Krissy Venosdale
Flickr Commons

Auditors were overwhelmingly positive about Duval County’s elementary language-arts curriculum after the first phase of their probe, examining the materials’ alignment with state standards.

The K-5 English-Language Arts Curriculum, which was first implemented in schools last school year, is being audited by the company Educational Directions. Representatives from the company presented their mid-audit findings Tuesday to school board members.

MORE | Read the full report

They said the curriculum is strong and engaging. It met or exceeded state expectations for language and writing assessments.

Auditors added, Duval has the best handle on critical vocabulary out of all the districts they’ve worked with over the past couple years. For example, there are about 20 terms that mean “main idea,” and district covers most of them.

The report calls the foundational K-2 curriculum “particularly noteworthy.”

However, they still have concerns and questions about the learning plans as they move into the next phase of their assessment.

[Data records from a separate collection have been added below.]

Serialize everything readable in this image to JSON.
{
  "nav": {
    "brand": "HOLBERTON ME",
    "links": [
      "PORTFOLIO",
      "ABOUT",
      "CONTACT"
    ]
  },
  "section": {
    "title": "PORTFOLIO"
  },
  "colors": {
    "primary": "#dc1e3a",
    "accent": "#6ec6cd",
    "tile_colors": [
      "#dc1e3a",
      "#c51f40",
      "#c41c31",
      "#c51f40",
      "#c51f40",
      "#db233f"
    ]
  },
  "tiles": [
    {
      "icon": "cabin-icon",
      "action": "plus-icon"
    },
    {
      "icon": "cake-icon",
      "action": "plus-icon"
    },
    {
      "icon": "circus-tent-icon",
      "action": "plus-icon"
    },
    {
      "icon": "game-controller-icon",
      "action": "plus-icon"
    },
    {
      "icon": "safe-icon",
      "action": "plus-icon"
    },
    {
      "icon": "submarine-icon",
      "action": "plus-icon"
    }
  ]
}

For example, they worry the required pace will de-emphasize speaking and listening. They also said some aspects of transition between second and third grade are too abrupt.

Plus, they didn’t have access to the district's professional-development program. The report said there’s an enormous amount of material to cover, and teachers must be carefully prepared and monitored closely.

Auditors said the curriculum has a strong set of specific rituals and routines,that might require “hand holding” with implementation.

Moving into the next phase, auditors will examine how well schools align with the district, and how well individual classrooms align with schools. Instructional experts will visit 25 Duval schools, sit in on more than 400 classes and hold teacher and principal focus groups.

Auditors said they’ll be able to see how students’ scores compare in schools that roll out the curriculum with greater and lesser fidelity.

Final results will be presented in the spring.

Photo: “Classroom View toward Windows” used under Creative Commons.

Reporter Lindsey Kilbride can be reached at, 904-358-6359 or on Twitter at@lindskilbride.    

Lindsey Kilbride was WJCT's special projects producer until Aug. 28, 2020. She reported, hosted and produced podcasts like Odd Ball, for which she was honored with a statewide award from the Associated Press, as well as What It's Like. She also produced VOIDCAST, hosted by Void magazine's Matt Shaw, and the ADAPT podcast, hosted by WJCT's Brendan Rivers.